A wide range of projects promoting biodiversity across Whanganui, Ruapehu and Rangitīkei have received a helping hand from Horizons Regional Council.
Projects range from reintroducing titipounamu (rifleman) to Bushy Park Tarapuruhi, to protecting te uru hīnau (hinau groves) on the Whanganui River and collating mātauranga Māori (Māori knowledge) about the trees.
The new Kanorau Koiora Taketake Indigenous Biodiversity Community Grant fund had $260,000 available - it received 37 applications for a total of $1 million, and 21 were successful.
Te Kura Kaupapa Māori o Tupoho got $11,000 to for the tools and administration it needs for a three-year project to green and shelter the school and make horticulture teaching possible.
The school board commissioned a permaculture design from gardener Rachel Stephenson last year. It includes an orchard/food forest, shelter plantings and a Te Pae Maharahara memorial garden with rongoā.
They would add to the māra kai (food garden) the children already loved, Stephenson said.
The kura has a grant from the Matariki Tu Rākau programme for 600 trees, mulch, stakes and Easy Earth compost. The money from Horizons will pay for the tools, administration and documentation of the planting.
It would have to be done quickly because summer was coming, Stephenson said.
The .4ha site will get a first line of protection from tough native species like ngaio, karo and coprosma, with more delicate species coming behind them.
Castlecliff Coast Care got $5000 to harvest spinifex and pingao seed from the Whanganui coast and grown on in the Coastlands Plant Nursery at Whakatāne. When mature they will be planted on foredunes to stabilise sand.
It was a good boost to the group's work, coordinator Graham Pearson said. Since the Coastal Restoration Trust conference in March, Horizons had been more supportive of coastal issues.
Okoia Enviro-School received $5000, principal Nic Welch said.
The money will be put toward fencing and planting in its three-year project to turn a 1ha paddock into native bush that will provide an outdoor learning space for students.
The project was started with Ministry of Education funding, and has a plan from Gerard Hobbs of St John's Landscaping, advice from ecologist Colin Ogle and support from the Wanganui East Club.

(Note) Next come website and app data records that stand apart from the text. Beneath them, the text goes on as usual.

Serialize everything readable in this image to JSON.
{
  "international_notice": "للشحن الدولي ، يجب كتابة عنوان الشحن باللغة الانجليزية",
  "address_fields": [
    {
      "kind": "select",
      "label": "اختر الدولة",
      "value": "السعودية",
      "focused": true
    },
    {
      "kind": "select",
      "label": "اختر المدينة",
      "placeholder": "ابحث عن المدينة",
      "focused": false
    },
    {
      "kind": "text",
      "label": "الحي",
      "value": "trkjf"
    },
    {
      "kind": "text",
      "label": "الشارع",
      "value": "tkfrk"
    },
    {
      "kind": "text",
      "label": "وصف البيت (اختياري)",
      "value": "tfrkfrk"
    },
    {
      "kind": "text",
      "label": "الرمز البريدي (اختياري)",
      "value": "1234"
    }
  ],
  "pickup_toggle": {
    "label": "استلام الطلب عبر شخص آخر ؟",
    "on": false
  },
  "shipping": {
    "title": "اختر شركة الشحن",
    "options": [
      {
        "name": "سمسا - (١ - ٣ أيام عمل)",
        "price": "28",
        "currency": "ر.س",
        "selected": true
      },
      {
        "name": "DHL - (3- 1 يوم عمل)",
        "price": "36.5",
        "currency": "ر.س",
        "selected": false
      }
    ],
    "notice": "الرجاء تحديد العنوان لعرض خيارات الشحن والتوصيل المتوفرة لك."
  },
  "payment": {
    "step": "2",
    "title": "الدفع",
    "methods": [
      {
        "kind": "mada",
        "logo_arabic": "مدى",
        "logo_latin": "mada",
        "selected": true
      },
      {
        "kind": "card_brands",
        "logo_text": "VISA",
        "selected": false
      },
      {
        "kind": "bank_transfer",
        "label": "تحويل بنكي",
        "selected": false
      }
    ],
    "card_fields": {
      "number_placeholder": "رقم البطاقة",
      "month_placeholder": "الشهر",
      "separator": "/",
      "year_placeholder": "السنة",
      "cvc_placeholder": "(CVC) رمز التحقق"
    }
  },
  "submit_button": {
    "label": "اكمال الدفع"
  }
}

The children have collected seed from nearby Gordon Park Scenic Reserve and grown it for planting. The forest they will establish will add to native bush in the Okoia Valley and support native birds coming to Gordon Park.
"We are absolutely thrilled about getting the grant. It just allows us to keep going with the project. We really appreciate the support from Horizons," Welch said.
The council decided in May to increase contestable biodiversity grant funding over the next 10 years, and also to continue funding five sites.
"Council's vision for this grant is to empower communities to reconnect with and improve biodiversity," Horizons chairwoman Rachel Keedwell said.
"This includes providing resources for projects that support connections between nature and people including mātauranga Māori."
The applications were of a high calibre, and had lots of community support behind them. Councillors Fiona Gordon, John Turkington and Nicola Patrick decided which groups were funded.